** Exercise description **
Which lines in the records below mention the word "wpuseof"? Copy each one out.

(Entries from a dataset of interfaces)

---------------

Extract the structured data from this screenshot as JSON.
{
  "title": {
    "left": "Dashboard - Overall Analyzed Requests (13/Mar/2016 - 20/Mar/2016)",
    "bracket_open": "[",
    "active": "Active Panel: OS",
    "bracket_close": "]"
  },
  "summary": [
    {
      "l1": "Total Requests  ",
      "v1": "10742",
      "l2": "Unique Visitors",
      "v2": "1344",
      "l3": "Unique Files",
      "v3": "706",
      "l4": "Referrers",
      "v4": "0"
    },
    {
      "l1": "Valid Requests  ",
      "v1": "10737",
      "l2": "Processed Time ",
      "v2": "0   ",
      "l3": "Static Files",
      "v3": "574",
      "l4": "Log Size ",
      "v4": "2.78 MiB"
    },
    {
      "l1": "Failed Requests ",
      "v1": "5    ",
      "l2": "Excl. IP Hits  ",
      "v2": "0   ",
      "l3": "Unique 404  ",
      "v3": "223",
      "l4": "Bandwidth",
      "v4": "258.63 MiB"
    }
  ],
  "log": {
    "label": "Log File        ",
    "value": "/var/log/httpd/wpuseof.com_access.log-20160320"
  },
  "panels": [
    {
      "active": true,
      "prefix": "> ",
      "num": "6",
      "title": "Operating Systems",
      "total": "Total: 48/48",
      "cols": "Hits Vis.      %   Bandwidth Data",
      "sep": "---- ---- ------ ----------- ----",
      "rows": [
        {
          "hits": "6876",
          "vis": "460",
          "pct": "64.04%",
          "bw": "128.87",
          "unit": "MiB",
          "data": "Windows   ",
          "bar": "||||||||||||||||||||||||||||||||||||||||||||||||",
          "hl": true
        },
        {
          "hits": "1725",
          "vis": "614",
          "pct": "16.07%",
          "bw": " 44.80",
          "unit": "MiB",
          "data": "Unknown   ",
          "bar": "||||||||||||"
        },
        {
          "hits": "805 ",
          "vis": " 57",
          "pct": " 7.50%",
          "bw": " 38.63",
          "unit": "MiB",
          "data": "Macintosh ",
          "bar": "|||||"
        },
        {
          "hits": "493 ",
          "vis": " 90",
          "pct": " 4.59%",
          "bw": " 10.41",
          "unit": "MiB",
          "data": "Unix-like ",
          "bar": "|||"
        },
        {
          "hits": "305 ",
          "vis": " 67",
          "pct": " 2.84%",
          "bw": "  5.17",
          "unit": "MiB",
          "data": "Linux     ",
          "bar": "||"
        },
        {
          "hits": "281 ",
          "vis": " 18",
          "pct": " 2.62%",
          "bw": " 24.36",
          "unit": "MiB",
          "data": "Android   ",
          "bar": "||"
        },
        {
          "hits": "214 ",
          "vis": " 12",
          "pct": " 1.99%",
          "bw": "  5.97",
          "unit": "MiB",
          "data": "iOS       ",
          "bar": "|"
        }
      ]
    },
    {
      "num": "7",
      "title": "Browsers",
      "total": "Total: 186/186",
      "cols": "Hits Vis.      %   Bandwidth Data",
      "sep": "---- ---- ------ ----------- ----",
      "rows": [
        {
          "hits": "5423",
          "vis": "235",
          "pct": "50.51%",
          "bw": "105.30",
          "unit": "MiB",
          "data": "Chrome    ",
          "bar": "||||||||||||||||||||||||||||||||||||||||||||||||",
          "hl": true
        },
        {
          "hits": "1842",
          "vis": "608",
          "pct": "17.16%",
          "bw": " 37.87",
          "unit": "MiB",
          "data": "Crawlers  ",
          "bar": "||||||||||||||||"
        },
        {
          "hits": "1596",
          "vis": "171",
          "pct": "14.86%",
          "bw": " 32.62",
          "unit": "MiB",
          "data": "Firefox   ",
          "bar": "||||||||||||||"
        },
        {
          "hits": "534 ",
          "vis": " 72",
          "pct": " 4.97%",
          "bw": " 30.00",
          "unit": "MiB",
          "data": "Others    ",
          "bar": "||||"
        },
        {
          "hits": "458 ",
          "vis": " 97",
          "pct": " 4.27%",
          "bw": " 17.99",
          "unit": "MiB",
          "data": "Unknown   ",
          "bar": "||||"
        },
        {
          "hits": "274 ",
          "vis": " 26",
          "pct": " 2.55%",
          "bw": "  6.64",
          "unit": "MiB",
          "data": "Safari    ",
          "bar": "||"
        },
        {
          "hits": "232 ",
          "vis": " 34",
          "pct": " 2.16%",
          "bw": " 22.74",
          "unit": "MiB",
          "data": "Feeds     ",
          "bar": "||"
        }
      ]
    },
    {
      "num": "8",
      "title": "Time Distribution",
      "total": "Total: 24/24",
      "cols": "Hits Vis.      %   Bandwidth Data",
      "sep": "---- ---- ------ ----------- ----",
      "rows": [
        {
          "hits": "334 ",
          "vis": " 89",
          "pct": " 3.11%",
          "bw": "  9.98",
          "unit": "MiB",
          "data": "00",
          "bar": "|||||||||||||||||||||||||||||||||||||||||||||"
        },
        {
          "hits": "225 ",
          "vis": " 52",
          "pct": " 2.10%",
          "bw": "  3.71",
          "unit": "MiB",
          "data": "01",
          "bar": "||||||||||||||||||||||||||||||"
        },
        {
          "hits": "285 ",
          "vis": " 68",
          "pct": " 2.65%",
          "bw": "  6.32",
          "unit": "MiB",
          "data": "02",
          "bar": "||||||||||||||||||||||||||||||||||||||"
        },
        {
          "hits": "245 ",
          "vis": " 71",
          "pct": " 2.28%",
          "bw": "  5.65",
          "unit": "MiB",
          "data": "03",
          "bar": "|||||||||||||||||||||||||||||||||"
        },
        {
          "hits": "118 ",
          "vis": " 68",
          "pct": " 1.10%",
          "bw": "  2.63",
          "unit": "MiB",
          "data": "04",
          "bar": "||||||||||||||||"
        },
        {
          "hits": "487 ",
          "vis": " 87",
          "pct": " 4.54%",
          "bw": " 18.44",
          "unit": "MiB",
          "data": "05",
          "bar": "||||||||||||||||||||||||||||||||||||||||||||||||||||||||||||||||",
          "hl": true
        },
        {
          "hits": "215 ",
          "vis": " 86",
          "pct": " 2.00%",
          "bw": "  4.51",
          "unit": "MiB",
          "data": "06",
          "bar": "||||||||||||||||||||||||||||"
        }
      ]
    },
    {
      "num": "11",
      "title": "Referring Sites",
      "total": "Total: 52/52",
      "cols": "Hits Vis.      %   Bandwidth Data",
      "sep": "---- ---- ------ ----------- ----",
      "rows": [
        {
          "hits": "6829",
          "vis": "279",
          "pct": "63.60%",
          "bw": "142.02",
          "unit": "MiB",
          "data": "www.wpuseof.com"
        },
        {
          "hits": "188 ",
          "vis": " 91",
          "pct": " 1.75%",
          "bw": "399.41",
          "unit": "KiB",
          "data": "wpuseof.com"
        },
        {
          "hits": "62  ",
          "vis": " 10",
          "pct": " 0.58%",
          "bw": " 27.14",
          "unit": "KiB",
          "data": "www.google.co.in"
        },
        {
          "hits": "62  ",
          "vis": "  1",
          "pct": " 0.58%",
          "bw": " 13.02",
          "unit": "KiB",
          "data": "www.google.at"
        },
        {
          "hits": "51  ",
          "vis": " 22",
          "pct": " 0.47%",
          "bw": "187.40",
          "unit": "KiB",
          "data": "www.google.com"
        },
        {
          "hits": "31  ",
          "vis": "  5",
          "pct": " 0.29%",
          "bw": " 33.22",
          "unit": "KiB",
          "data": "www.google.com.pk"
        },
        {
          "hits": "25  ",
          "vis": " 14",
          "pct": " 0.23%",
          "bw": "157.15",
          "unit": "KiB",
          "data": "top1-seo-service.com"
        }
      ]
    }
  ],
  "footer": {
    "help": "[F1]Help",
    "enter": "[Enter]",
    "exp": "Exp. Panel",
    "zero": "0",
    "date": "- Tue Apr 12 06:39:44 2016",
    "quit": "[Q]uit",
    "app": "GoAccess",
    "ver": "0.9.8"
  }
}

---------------

** Solution for this task **
    "value": "/var/log/httpd/wpuseof.com_access.log-20160320"
          "data": "www.wpuseof.com"
          "data": "wpuseof.com"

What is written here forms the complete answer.